Interface dataset entries

● ● ● ● ● ● ●

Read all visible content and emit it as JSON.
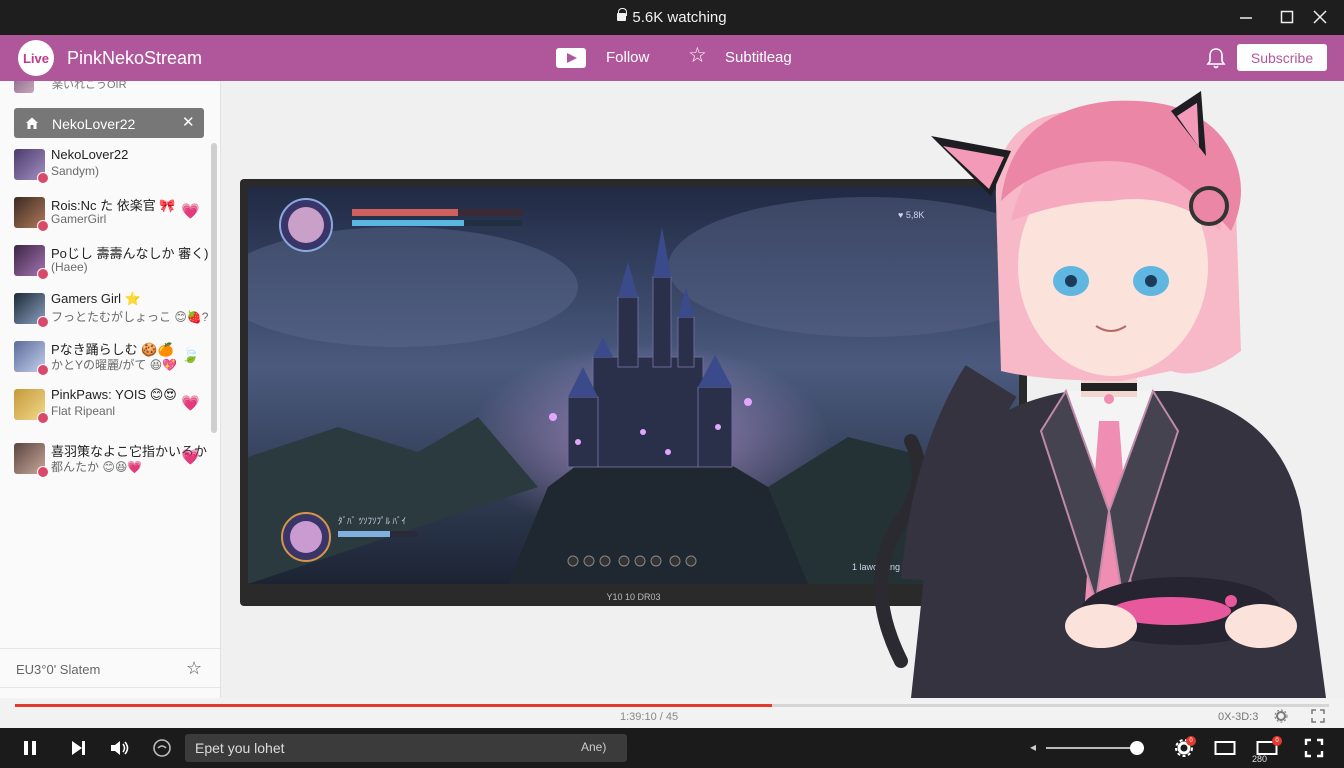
{
  "window": {
    "title": "5.6K watching"
  },
  "header": {
    "live_badge": "Live",
    "channel_name": "PinkNekoStream",
    "follow_label": "Follow",
    "subtitle_label": "Subtitleag",
    "subscribe_label": "Subscribe"
  },
  "sidebar": {
    "top_cut_text": "楽いれこうOIR",
    "search_chip_label": "NekoLover22",
    "messages": [
      {
        "line1": "NekoLover22",
        "line2": "Sandym)",
        "heart": ""
      },
      {
        "line1": "Rois:Nc た 依楽官 🎀",
        "line2": "GamerGirl",
        "heart": "💗"
      },
      {
        "line1": "Poじし 壽壽んなしか 審く)",
        "line2": "(Haee)",
        "heart": ""
      },
      {
        "line1": "Gamers Girl ⭐",
        "line2": "フっとたむがしょっこ 😊🍓?",
        "heart": ""
      },
      {
        "line1": "Pなき踊らしむ 🍪🍊",
        "line2": "かとYの曜麗/がて 😆💖",
        "heart": "🍃"
      },
      {
        "line1": "PinkPaws: YOIS 😊😍",
        "line2": "Flat Ripeanl",
        "heart": "💗"
      },
      {
        "line1": "喜羽策なよこ它指かいるか",
        "line2": "都んたか 😊😆💗",
        "heart": "💗"
      }
    ],
    "footer_label": "EU3°0' Slatem"
  },
  "stage": {
    "game_hud_top": "♥ 5,8K",
    "game_hud_bottom": "ﾀﾞﾊﾞ ﾂｿﾌｿﾌﾟﾙ ﾊﾞｲ",
    "game_hud_right": "1 lawooding",
    "monitor_caption": "Y10 10 DR03"
  },
  "progress": {
    "played_fraction": 0.576,
    "time_center": "1:39:10 / 45",
    "time_right": "0X-3D:3"
  },
  "controls": {
    "chat_placeholder": "Epet you lohet",
    "send_label": "Ane)",
    "volume_fraction": 0.93,
    "badge_one": "0",
    "badge_two": "0",
    "quality_label": "280"
  },
  "colors": {
    "brand": "#b0579b",
    "progress": "#e23a2e",
    "heart": "#e055b7"
  }
}
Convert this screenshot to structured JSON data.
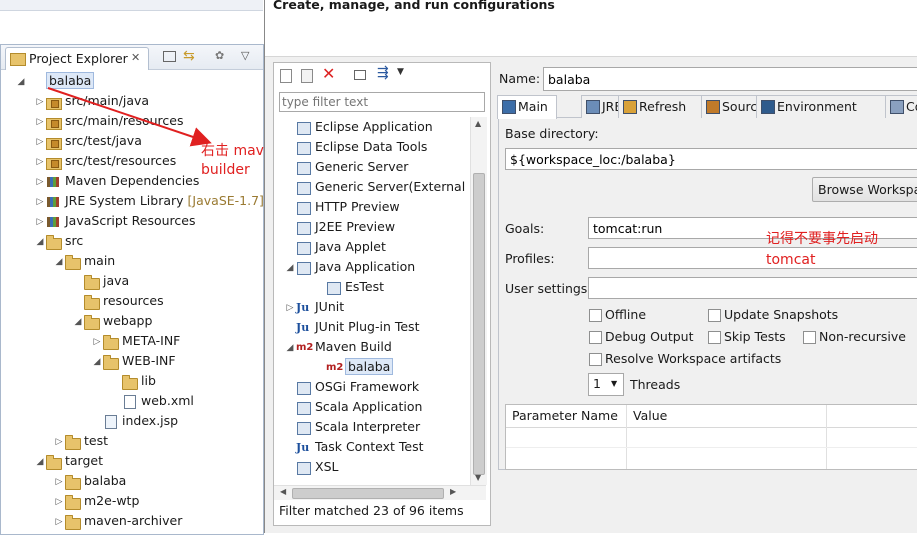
{
  "top_banner": "Create, manage, and run configurations",
  "explorer": {
    "title": "Project Explorer",
    "close_glyph": "✕",
    "items": [
      {
        "label": "balaba",
        "type": "project",
        "indent": 0,
        "expanded": true,
        "selected": true
      },
      {
        "label": "src/main/java",
        "type": "pkgfolder",
        "indent": 1,
        "expanded": false
      },
      {
        "label": "src/main/resources",
        "type": "pkgfolder",
        "indent": 1,
        "expanded": false
      },
      {
        "label": "src/test/java",
        "type": "pkgfolder",
        "indent": 1,
        "expanded": false
      },
      {
        "label": "src/test/resources",
        "type": "pkgfolder",
        "indent": 1,
        "expanded": false
      },
      {
        "label": "Maven Dependencies",
        "type": "lib",
        "indent": 1,
        "expanded": false
      },
      {
        "label": "JRE System Library",
        "suffix": "[JavaSE-1.7]",
        "type": "lib",
        "indent": 1,
        "expanded": false
      },
      {
        "label": "JavaScript Resources",
        "type": "lib",
        "indent": 1,
        "expanded": false
      },
      {
        "label": "src",
        "type": "folder",
        "indent": 1,
        "expanded": true
      },
      {
        "label": "main",
        "type": "folder",
        "indent": 2,
        "expanded": true
      },
      {
        "label": "java",
        "type": "folder",
        "indent": 3,
        "expanded": null
      },
      {
        "label": "resources",
        "type": "folder",
        "indent": 3,
        "expanded": null
      },
      {
        "label": "webapp",
        "type": "folder",
        "indent": 3,
        "expanded": true
      },
      {
        "label": "META-INF",
        "type": "folder",
        "indent": 4,
        "expanded": false
      },
      {
        "label": "WEB-INF",
        "type": "folder",
        "indent": 4,
        "expanded": true
      },
      {
        "label": "lib",
        "type": "folder",
        "indent": 5,
        "expanded": null
      },
      {
        "label": "web.xml",
        "type": "file",
        "indent": 5,
        "expanded": null
      },
      {
        "label": "index.jsp",
        "type": "jsp",
        "indent": 4,
        "expanded": null
      },
      {
        "label": "test",
        "type": "folder",
        "indent": 2,
        "expanded": false
      },
      {
        "label": "target",
        "type": "folder",
        "indent": 1,
        "expanded": true
      },
      {
        "label": "balaba",
        "type": "folder",
        "indent": 2,
        "expanded": false
      },
      {
        "label": "m2e-wtp",
        "type": "folder",
        "indent": 2,
        "expanded": false
      },
      {
        "label": "maven-archiver",
        "type": "folder",
        "indent": 2,
        "expanded": false
      }
    ]
  },
  "annotations": {
    "right_click": "右击 maven\nbuilder",
    "no_start": "记得不要事先启动\ntomcat",
    "red": "#e02020"
  },
  "configs": {
    "filter_placeholder": "type filter text",
    "items": [
      {
        "label": "Eclipse Application",
        "icon": "cfg",
        "indent": 1,
        "twisty": ""
      },
      {
        "label": "Eclipse Data Tools",
        "icon": "cfg",
        "indent": 1,
        "twisty": ""
      },
      {
        "label": "Generic Server",
        "icon": "cfg",
        "indent": 1,
        "twisty": ""
      },
      {
        "label": "Generic Server(External L",
        "icon": "cfg",
        "indent": 1,
        "twisty": ""
      },
      {
        "label": "HTTP Preview",
        "icon": "cfg",
        "indent": 1,
        "twisty": ""
      },
      {
        "label": "J2EE Preview",
        "icon": "cfg",
        "indent": 1,
        "twisty": ""
      },
      {
        "label": "Java Applet",
        "icon": "cfg",
        "indent": 1,
        "twisty": ""
      },
      {
        "label": "Java Application",
        "icon": "cfg",
        "indent": 1,
        "twisty": "◢"
      },
      {
        "label": "EsTest",
        "icon": "cfg",
        "indent": 2,
        "twisty": ""
      },
      {
        "label": "JUnit",
        "icon": "ju",
        "indent": 1,
        "twisty": "▷"
      },
      {
        "label": "JUnit Plug-in Test",
        "icon": "ju",
        "indent": 1,
        "twisty": ""
      },
      {
        "label": "Maven Build",
        "icon": "m2",
        "indent": 1,
        "twisty": "◢"
      },
      {
        "label": "balaba",
        "icon": "m2",
        "indent": 2,
        "twisty": "",
        "selected": true
      },
      {
        "label": "OSGi Framework",
        "icon": "cfg",
        "indent": 1,
        "twisty": ""
      },
      {
        "label": "Scala Application",
        "icon": "cfg",
        "indent": 1,
        "twisty": ""
      },
      {
        "label": "Scala Interpreter",
        "icon": "cfg",
        "indent": 1,
        "twisty": ""
      },
      {
        "label": "Task Context Test",
        "icon": "ju",
        "indent": 1,
        "twisty": ""
      },
      {
        "label": "XSL",
        "icon": "cfg",
        "indent": 1,
        "twisty": ""
      }
    ],
    "status": "Filter matched 23 of 96 items"
  },
  "editor": {
    "name_label": "Name:",
    "name_value": "balaba",
    "tabs": [
      "Main",
      "JRE",
      "Refresh",
      "Source",
      "Environment",
      "Comm"
    ],
    "base_dir_label": "Base directory:",
    "base_dir_value": "${workspace_loc:/balaba}",
    "browse_workspace": "Browse Workspac",
    "goals_label": "Goals:",
    "goals_value": "tomcat:run",
    "profiles_label": "Profiles:",
    "profiles_value": "",
    "user_settings_label": "User settings:",
    "user_settings_value": "",
    "checks": {
      "offline": "Offline",
      "update_snapshots": "Update Snapshots",
      "debug_output": "Debug Output",
      "skip_tests": "Skip Tests",
      "non_recursive": "Non-recursive",
      "resolve_workspace": "Resolve Workspace artifacts"
    },
    "threads_value": "1",
    "threads_label": "Threads",
    "param_table": {
      "headers": [
        "Parameter Name",
        "Value"
      ]
    }
  }
}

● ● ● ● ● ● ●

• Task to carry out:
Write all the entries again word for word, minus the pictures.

• Task solution:
Read all visible content and emit it as JSON.
{
  "window": {
    "title": "5.6K watching"
  },
  "header": {
    "live_badge": "Live",
    "channel_name": "PinkNekoStream",
    "follow_label": "Follow",
    "subtitle_label": "Subtitleag",
    "subscribe_label": "Subscribe"
  },
  "sidebar": {
    "top_cut_text": "楽いれこうOIR",
    "search_chip_label": "NekoLover22",
    "messages": [
      {
        "line1": "NekoLover22",
        "line2": "Sandym)",
        "heart": ""
      },
      {
        "line1": "Rois:Nc た 依楽官 🎀",
        "line2": "GamerGirl",
        "heart": "💗"
      },
      {
        "line1": "Poじし 壽壽んなしか 審く)",
        "line2": "(Haee)",
        "heart": ""
      },
      {
        "line1": "Gamers Girl ⭐",
        "line2": "フっとたむがしょっこ 😊🍓?",
        "heart": ""
      },
      {
        "line1": "Pなき踊らしむ 🍪🍊",
        "line2": "かとYの曜麗/がて 😆💖",
        "heart": "🍃"
      },
      {
        "line1": "PinkPaws: YOIS 😊😍",
        "line2": "Flat Ripeanl",
        "heart": "💗"
      },
      {
        "line1": "喜羽策なよこ它指かいるか",
        "line2": "都んたか 😊😆💗",
        "heart": "💗"
      }
    ],
    "footer_label": "EU3°0' Slatem"
  },
  "stage": {
    "game_hud_top": "♥ 5,8K",
    "game_hud_bottom": "ﾀﾞﾊﾞ ﾂｿﾌｿﾌﾟﾙ ﾊﾞｲ",
    "game_hud_right": "1 lawooding",
    "monitor_caption": "Y10 10 DR03"
  },
  "progress": {
    "played_fraction": 0.576,
    "time_center": "1:39:10 / 45",
    "time_right": "0X-3D:3"
  },
  "controls": {
    "chat_placeholder": "Epet you lohet",
    "send_label": "Ane)",
    "volume_fraction": 0.93,
    "badge_one": "0",
    "badge_two": "0",
    "quality_label": "280"
  },
  "colors": {
    "brand": "#b0579b",
    "progress": "#e23a2e",
    "heart": "#e055b7"
  }
}
Convert this screenshot to structured JSON data.
{
  "top_banner": "Create, manage, and run configurations",
  "explorer": {
    "title": "Project Explorer",
    "close_glyph": "✕",
    "items": [
      {
        "label": "balaba",
        "type": "project",
        "indent": 0,
        "expanded": true,
        "selected": true
      },
      {
        "label": "src/main/java",
        "type": "pkgfolder",
        "indent": 1,
        "expanded": false
      },
      {
        "label": "src/main/resources",
        "type": "pkgfolder",
        "indent": 1,
        "expanded": false
      },
      {
        "label": "src/test/java",
        "type": "pkgfolder",
        "indent": 1,
        "expanded": false
      },
      {
        "label": "src/test/resources",
        "type": "pkgfolder",
        "indent": 1,
        "expanded": false
      },
      {
        "label": "Maven Dependencies",
        "type": "lib",
        "indent": 1,
        "expanded": false
      },
      {
        "label": "JRE System Library",
        "suffix": "[JavaSE-1.7]",
        "type": "lib",
        "indent": 1,
        "expanded": false
      },
      {
        "label": "JavaScript Resources",
        "type": "lib",
        "indent": 1,
        "expanded": false
      },
      {
        "label": "src",
        "type": "folder",
        "indent": 1,
        "expanded": true
      },
      {
        "label": "main",
        "type": "folder",
        "indent": 2,
        "expanded": true
      },
      {
        "label": "java",
        "type": "folder",
        "indent": 3,
        "expanded": null
      },
      {
        "label": "resources",
        "type": "folder",
        "indent": 3,
        "expanded": null
      },
      {
        "label": "webapp",
        "type": "folder",
        "indent": 3,
        "expanded": true
      },
      {
        "label": "META-INF",
        "type": "folder",
        "indent": 4,
        "expanded": false
      },
      {
        "label": "WEB-INF",
        "type": "folder",
        "indent": 4,
        "expanded": true
      },
      {
        "label": "lib",
        "type": "folder",
        "indent": 5,
        "expanded": null
      },
      {
        "label": "web.xml",
        "type": "file",
        "indent": 5,
        "expanded": null
      },
      {
        "label": "index.jsp",
        "type": "jsp",
        "indent": 4,
        "expanded": null
      },
      {
        "label": "test",
        "type": "folder",
        "indent": 2,
        "expanded": false
      },
      {
        "label": "target",
        "type": "folder",
        "indent": 1,
        "expanded": true
      },
      {
        "label": "balaba",
        "type": "folder",
        "indent": 2,
        "expanded": false
      },
      {
        "label": "m2e-wtp",
        "type": "folder",
        "indent": 2,
        "expanded": false
      },
      {
        "label": "maven-archiver",
        "type": "folder",
        "indent": 2,
        "expanded": false
      }
    ]
  },
  "annotations": {
    "right_click": "右击 maven\nbuilder",
    "no_start": "记得不要事先启动\ntomcat",
    "red": "#e02020"
  },
  "configs": {
    "filter_placeholder": "type filter text",
    "items": [
      {
        "label": "Eclipse Application",
        "icon": "cfg",
        "indent": 1,
        "twisty": ""
      },
      {
        "label": "Eclipse Data Tools",
        "icon": "cfg",
        "indent": 1,
        "twisty": ""
      },
      {
        "label": "Generic Server",
        "icon": "cfg",
        "indent": 1,
        "twisty": ""
      },
      {
        "label": "Generic Server(External L",
        "icon": "cfg",
        "indent": 1,
        "twisty": ""
      },
      {
        "label": "HTTP Preview",
        "icon": "cfg",
        "indent": 1,
        "twisty": ""
      },
      {
        "label": "J2EE Preview",
        "icon": "cfg",
        "indent": 1,
        "twisty": ""
      },
      {
        "label": "Java Applet",
        "icon": "cfg",
        "indent": 1,
        "twisty": ""
      },
      {
        "label": "Java Application",
        "icon": "cfg",
        "indent": 1,
        "twisty": "◢"
      },
      {
        "label": "EsTest",
        "icon": "cfg",
        "indent": 2,
        "twisty": ""
      },
      {
        "label": "JUnit",
        "icon": "ju",
        "indent": 1,
        "twisty": "▷"
      },
      {
        "label": "JUnit Plug-in Test",
        "icon": "ju",
        "indent": 1,
        "twisty": ""
      },
      {
        "label": "Maven Build",
        "icon": "m2",
        "indent": 1,
        "twisty": "◢"
      },
      {
        "label": "balaba",
        "icon": "m2",
        "indent": 2,
        "twisty": "",
        "selected": true
      },
      {
        "label": "OSGi Framework",
        "icon": "cfg",
        "indent": 1,
        "twisty": ""
      },
      {
        "label": "Scala Application",
        "icon": "cfg",
        "indent": 1,
        "twisty": ""
      },
      {
        "label": "Scala Interpreter",
        "icon": "cfg",
        "indent": 1,
        "twisty": ""
      },
      {
        "label": "Task Context Test",
        "icon": "ju",
        "indent": 1,
        "twisty": ""
      },
      {
        "label": "XSL",
        "icon": "cfg",
        "indent": 1,
        "twisty": ""
      }
    ],
    "status": "Filter matched 23 of 96 items"
  },
  "editor": {
    "name_label": "Name:",
    "name_value": "balaba",
    "tabs": [
      "Main",
      "JRE",
      "Refresh",
      "Source",
      "Environment",
      "Comm"
    ],
    "base_dir_label": "Base directory:",
    "base_dir_value": "${workspace_loc:/balaba}",
    "browse_workspace": "Browse Workspac",
    "goals_label": "Goals:",
    "goals_value": "tomcat:run",
    "profiles_label": "Profiles:",
    "profiles_value": "",
    "user_settings_label": "User settings:",
    "user_settings_value": "",
    "checks": {
      "offline": "Offline",
      "update_snapshots": "Update Snapshots",
      "debug_output": "Debug Output",
      "skip_tests": "Skip Tests",
      "non_recursive": "Non-recursive",
      "resolve_workspace": "Resolve Workspace artifacts"
    },
    "threads_value": "1",
    "threads_label": "Threads",
    "param_table": {
      "headers": [
        "Parameter Name",
        "Value"
      ]
    }
  }
}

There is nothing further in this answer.